## What needs to be done
Each line below that contains "content" should be counted; give the total alone.

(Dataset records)
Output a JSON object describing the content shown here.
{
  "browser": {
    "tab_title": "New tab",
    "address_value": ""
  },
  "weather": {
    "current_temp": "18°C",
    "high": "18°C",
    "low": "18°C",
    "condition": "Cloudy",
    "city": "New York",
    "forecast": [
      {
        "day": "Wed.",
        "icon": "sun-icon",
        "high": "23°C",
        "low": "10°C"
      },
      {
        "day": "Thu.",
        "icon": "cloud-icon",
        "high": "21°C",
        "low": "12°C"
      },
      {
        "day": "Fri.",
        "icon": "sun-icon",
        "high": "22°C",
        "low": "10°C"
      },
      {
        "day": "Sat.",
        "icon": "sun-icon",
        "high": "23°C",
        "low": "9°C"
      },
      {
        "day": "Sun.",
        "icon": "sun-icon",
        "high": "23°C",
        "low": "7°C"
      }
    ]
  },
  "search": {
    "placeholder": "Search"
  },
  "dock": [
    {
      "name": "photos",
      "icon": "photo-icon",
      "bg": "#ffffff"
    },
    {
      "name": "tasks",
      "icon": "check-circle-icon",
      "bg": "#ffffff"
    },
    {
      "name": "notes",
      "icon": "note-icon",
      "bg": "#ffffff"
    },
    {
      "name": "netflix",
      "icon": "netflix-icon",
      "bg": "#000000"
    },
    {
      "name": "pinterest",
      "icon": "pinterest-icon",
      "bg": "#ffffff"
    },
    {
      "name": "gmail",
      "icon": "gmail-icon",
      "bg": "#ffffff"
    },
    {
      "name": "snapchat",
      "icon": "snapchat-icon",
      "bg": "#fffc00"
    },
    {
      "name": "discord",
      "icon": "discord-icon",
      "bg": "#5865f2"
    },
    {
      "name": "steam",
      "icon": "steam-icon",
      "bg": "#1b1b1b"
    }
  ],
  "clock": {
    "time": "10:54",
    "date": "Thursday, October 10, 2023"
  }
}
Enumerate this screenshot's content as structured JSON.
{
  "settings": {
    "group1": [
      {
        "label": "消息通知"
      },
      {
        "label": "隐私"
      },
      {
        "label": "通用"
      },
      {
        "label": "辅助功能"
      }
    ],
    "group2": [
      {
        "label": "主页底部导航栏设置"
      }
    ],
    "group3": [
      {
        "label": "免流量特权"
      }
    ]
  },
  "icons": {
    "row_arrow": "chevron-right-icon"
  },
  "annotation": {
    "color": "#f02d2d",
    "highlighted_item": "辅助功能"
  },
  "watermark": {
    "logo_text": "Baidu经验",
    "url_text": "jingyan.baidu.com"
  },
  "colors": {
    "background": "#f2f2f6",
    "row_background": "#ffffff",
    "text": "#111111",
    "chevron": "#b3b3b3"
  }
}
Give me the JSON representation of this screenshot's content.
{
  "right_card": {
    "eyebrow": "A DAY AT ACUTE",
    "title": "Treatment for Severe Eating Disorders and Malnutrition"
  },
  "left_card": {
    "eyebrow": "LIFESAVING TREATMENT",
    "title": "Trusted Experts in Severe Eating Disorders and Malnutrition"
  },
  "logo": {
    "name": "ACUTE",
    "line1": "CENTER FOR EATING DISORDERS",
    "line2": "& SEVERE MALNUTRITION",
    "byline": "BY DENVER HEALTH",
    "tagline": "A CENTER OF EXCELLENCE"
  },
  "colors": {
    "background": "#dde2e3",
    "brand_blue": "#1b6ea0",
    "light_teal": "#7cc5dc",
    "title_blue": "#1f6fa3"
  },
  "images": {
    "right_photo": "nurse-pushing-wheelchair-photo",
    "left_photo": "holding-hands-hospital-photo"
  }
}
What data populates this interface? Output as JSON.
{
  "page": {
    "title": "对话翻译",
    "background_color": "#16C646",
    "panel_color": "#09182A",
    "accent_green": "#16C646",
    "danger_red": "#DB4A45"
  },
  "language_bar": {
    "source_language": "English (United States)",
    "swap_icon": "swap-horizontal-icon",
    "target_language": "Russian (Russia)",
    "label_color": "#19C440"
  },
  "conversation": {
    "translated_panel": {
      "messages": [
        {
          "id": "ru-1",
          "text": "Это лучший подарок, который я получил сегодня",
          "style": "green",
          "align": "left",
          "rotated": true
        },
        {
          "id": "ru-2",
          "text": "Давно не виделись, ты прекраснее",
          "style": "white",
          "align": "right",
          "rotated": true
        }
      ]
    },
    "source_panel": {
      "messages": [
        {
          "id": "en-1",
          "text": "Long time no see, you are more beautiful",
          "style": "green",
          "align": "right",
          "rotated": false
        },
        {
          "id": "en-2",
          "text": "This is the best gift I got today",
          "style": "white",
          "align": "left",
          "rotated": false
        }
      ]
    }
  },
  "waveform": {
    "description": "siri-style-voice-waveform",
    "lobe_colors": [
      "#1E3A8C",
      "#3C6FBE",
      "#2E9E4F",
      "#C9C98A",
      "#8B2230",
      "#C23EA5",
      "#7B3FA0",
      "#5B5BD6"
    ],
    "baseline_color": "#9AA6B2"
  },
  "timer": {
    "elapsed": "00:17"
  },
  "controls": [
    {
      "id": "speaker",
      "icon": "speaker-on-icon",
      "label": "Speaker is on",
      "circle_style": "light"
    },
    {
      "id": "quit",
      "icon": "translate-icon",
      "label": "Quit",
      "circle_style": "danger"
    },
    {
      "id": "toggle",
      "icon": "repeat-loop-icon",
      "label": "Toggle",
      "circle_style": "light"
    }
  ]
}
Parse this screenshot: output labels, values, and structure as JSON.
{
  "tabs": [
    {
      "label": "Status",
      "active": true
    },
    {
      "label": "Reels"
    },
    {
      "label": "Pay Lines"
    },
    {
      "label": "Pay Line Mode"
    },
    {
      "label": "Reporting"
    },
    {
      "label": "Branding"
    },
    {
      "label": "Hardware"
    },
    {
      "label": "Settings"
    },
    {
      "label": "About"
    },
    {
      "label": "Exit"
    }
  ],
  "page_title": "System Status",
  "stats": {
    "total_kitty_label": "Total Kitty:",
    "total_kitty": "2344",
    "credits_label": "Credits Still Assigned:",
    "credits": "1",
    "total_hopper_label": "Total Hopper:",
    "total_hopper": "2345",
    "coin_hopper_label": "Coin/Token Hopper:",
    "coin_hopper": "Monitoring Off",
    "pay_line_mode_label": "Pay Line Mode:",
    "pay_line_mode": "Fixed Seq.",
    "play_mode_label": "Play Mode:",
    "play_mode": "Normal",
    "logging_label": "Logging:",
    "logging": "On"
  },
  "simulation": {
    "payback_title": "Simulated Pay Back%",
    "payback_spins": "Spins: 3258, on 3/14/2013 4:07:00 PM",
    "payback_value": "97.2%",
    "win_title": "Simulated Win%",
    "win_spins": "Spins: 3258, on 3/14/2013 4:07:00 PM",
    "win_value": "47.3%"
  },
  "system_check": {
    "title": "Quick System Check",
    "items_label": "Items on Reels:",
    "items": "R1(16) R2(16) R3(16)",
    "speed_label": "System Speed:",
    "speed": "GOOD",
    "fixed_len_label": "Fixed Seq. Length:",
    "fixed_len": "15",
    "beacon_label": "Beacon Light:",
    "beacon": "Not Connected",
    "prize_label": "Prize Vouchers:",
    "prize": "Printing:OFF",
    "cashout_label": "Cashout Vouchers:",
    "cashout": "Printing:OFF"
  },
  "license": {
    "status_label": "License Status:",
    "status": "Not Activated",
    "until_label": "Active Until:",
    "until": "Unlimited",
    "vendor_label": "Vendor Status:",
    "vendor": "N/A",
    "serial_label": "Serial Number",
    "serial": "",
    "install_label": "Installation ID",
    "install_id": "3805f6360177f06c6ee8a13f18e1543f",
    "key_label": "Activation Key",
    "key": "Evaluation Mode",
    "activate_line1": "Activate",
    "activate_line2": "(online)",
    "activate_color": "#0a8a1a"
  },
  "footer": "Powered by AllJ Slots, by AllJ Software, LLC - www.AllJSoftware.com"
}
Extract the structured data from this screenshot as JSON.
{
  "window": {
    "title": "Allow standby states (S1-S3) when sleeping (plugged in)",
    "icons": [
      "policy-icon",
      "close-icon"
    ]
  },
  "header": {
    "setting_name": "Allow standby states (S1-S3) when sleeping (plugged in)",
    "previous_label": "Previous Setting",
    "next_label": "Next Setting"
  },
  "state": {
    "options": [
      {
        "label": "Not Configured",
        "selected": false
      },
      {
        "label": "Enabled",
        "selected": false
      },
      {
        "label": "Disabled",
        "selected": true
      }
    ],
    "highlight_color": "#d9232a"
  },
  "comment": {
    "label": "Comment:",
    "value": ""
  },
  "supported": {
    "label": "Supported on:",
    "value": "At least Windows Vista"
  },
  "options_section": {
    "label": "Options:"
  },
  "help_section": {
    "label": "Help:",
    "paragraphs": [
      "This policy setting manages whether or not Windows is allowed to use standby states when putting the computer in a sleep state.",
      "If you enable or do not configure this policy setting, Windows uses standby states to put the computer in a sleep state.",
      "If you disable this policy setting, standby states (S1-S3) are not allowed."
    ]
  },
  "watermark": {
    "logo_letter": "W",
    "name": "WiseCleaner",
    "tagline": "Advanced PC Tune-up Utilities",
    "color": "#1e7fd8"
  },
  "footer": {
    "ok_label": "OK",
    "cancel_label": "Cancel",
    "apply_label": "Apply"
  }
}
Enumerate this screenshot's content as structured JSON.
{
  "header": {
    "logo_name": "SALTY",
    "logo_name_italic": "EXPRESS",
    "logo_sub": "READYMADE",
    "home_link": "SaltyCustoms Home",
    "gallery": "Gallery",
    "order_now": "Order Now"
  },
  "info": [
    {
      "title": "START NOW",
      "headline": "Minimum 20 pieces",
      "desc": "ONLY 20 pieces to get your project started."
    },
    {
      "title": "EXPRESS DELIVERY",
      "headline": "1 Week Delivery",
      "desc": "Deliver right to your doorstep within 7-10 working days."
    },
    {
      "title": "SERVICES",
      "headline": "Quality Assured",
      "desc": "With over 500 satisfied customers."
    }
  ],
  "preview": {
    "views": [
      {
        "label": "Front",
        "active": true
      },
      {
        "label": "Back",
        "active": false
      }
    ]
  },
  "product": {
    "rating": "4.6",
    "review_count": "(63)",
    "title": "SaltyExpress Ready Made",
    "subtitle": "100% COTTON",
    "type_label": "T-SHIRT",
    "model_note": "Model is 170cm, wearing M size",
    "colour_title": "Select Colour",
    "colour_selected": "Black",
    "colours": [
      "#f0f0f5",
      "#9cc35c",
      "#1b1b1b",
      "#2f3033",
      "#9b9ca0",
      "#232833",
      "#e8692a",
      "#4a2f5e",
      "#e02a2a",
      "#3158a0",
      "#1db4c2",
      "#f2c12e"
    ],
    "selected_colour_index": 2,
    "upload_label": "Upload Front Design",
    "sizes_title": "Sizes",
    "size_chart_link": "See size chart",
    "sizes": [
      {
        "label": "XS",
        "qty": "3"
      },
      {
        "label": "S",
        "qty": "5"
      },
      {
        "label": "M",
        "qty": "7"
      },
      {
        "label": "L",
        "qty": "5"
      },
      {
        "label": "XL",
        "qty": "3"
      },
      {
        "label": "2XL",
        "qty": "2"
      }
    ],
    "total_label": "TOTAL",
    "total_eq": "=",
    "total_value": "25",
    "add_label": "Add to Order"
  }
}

## Expected answer
4